2. Your suggested speech reminds me of a great routine the comedian/ad guy of 30-40 years ago did around the recording of a new soap commercial.
"Bloopers soap is real good." That was it. A radio ad. The announcer reads it and it sounds fine.
Click from the control room.
"Ah the client would like you to hit the product a little bit harder."
"OK, take two."
"BLOOPERS soap is real good."
Click from the control room.
"Ah, the client thinks it might help if you added "soap" to the juice you put behind BLOOPERS."
"Sure, here goes: 'BLOOPERS SOAP is real good."
You get the point, the final take has the announcer screaming into the mike. The client loved it.
Now the serious part.
I don't like your suggested speech because it does just what the US doesn't need: you obscure the differences under a veil of politesse. Bill Clinton had a good line when he said: I don't have to hate the opposition to disagree with them." The worst of the right wing hates anyone who disagrees with them. As the shrink would say: Get that out on the table and deal with it.
The USA has a lot of anger inside. Yes, much of it can be attributed to tense economic times (made more tense by vicious rhetoric). But politesse only makes it worse. From Passive-Aggressive to taking to the guns, the solution is not found by papering over the anger.
Nail the SOB who opposes you with facts. Not fudged facts, but facts that will stand up to scrutiny. Not "if my opponent gets his/her way then the consequences will be.." But a graph like this:
"40% of the USA is undereducated and illiterate. 20% of Americans are absolutely illiterate, can't read or write; the highest rate in the developed world by far. 20% of Americans are functionally illiterate. Can't read a simple how-to manual (and who writes those monstrosities anyway?). Guess what folks. That evil Communist Fidel Castro took an island of illiterates and has achieved 99% literacy. It will take (research the figure) to give the USA what it has lost, the best free secondary ed system in the world. And I emphasize free. I don't want any child missing the first step on the ladder to success because his parents cannot afford it."

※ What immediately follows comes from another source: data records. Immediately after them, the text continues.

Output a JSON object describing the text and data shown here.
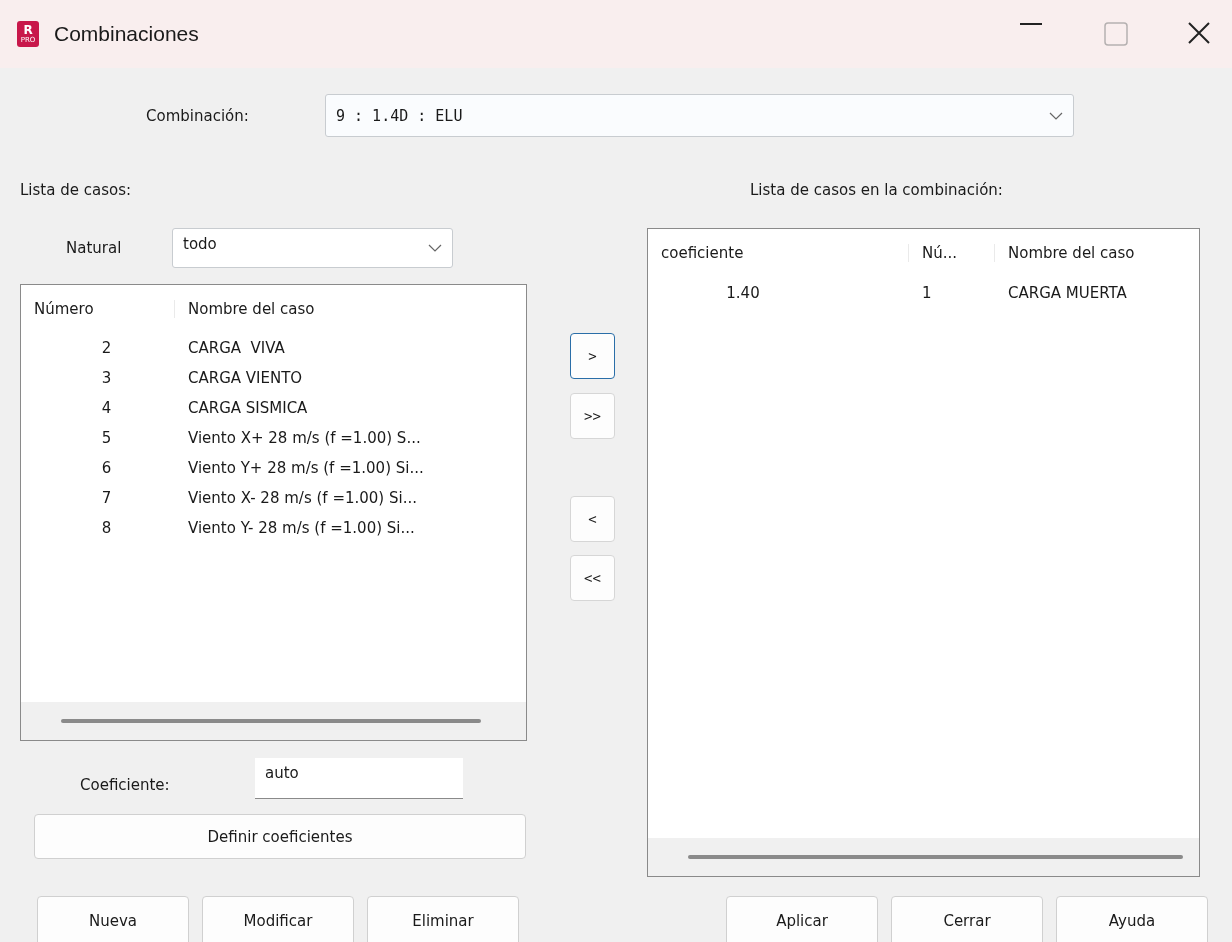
{
  "window": {
    "title": "Combinaciones",
    "app_icon": {
      "letter": "R",
      "sub": "PRO"
    }
  },
  "combination": {
    "label": "Combinación:",
    "value": "9 : 1.4D : ELU"
  },
  "cases": {
    "label": "Lista de casos:",
    "filter_label": "Natural",
    "filter_value": "todo",
    "columns": [
      "Número",
      "Nombre del caso"
    ],
    "rows": [
      {
        "number": "2",
        "name": "CARGA  VIVA"
      },
      {
        "number": "3",
        "name": "CARGA VIENTO"
      },
      {
        "number": "4",
        "name": "CARGA SISMICA"
      },
      {
        "number": "5",
        "name": "Viento X+ 28 m/s (f =1.00) S..."
      },
      {
        "number": "6",
        "name": "Viento Y+ 28 m/s (f =1.00) Si..."
      },
      {
        "number": "7",
        "name": "Viento X- 28 m/s (f =1.00) Si..."
      },
      {
        "number": "8",
        "name": "Viento Y- 28 m/s (f =1.00) Si..."
      }
    ],
    "coef_label": "Coeficiente:",
    "coef_value": "auto",
    "define_button": "Definir coeficientes"
  },
  "move_buttons": [
    {
      "label": ">",
      "focused": true
    },
    {
      "label": ">>",
      "focused": false
    },
    {
      "label": "<",
      "focused": false
    },
    {
      "label": "<<",
      "focused": false
    }
  ],
  "combination_cases": {
    "label": "Lista de casos en la combinación:",
    "columns": [
      "coeficiente",
      "Nú...",
      "Nombre del caso"
    ],
    "rows": [
      {
        "coefficient": "1.40",
        "number": "1",
        "name": "CARGA MUERTA"
      }
    ]
  },
  "left_buttons": [
    "Nueva",
    "Modificar",
    "Eliminar"
  ],
  "right_buttons": [
    "Aplicar",
    "Cerrar",
    "Ayuda"
  ]
}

I have sections on public transportation, infrastructure, to say nothing of health care, and the defense budget that go the same way. Not "my system is better than your system" (Read length of penis.) But the bold facts, day after day, each day a new reality and what I will do about it, and how much it will cost and what you the voter will sacrifice. Its called social responsibility. various gods teach it, yet instead we fight religious wars. OK, I think benevolent authoritarianism is worth a try.

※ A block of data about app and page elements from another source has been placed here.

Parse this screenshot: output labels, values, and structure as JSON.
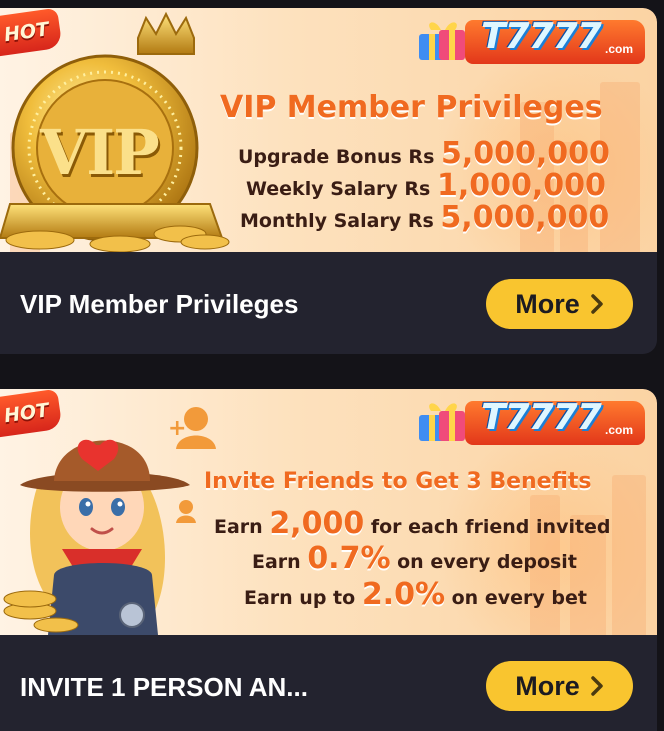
{
  "cards": [
    {
      "badge": "HOT",
      "brand": {
        "name": "T7777",
        "suffix": ".com"
      },
      "banner_title": "VIP Member Privileges",
      "coin_label": "VIP",
      "lines": [
        {
          "prefix": "Upgrade Bonus Rs ",
          "highlight": "5,000,000",
          "suffix": ""
        },
        {
          "prefix": "Weekly Salary Rs ",
          "highlight": "1,000,000",
          "suffix": ""
        },
        {
          "prefix": "Monthly Salary Rs ",
          "highlight": "5,000,000",
          "suffix": ""
        }
      ],
      "caption": "VIP Member Privileges",
      "button_label": "More"
    },
    {
      "badge": "HOT",
      "brand": {
        "name": "T7777",
        "suffix": ".com"
      },
      "banner_title": "Invite Friends to Get 3 Benefits",
      "lines": [
        {
          "prefix": "Earn ",
          "highlight": "2,000",
          "suffix": " for each friend invited"
        },
        {
          "prefix": "Earn ",
          "highlight": "0.7%",
          "suffix": " on every deposit"
        },
        {
          "prefix": "Earn up to ",
          "highlight": "2.0%",
          "suffix": " on every bet"
        }
      ],
      "caption": "INVITE 1 PERSON AN...",
      "button_label": "More"
    }
  ],
  "colors": {
    "button": "#f9c52f",
    "card_bg": "#23232f",
    "page_bg": "#141318",
    "accent_orange": "#f06a20"
  }
}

One of two outcomes. Election by acclamation, defeat by acclamation. In the latter case there is a solution: its called Canada, which ain't perfect but a damned site better in public policy
Climate tends to suck though.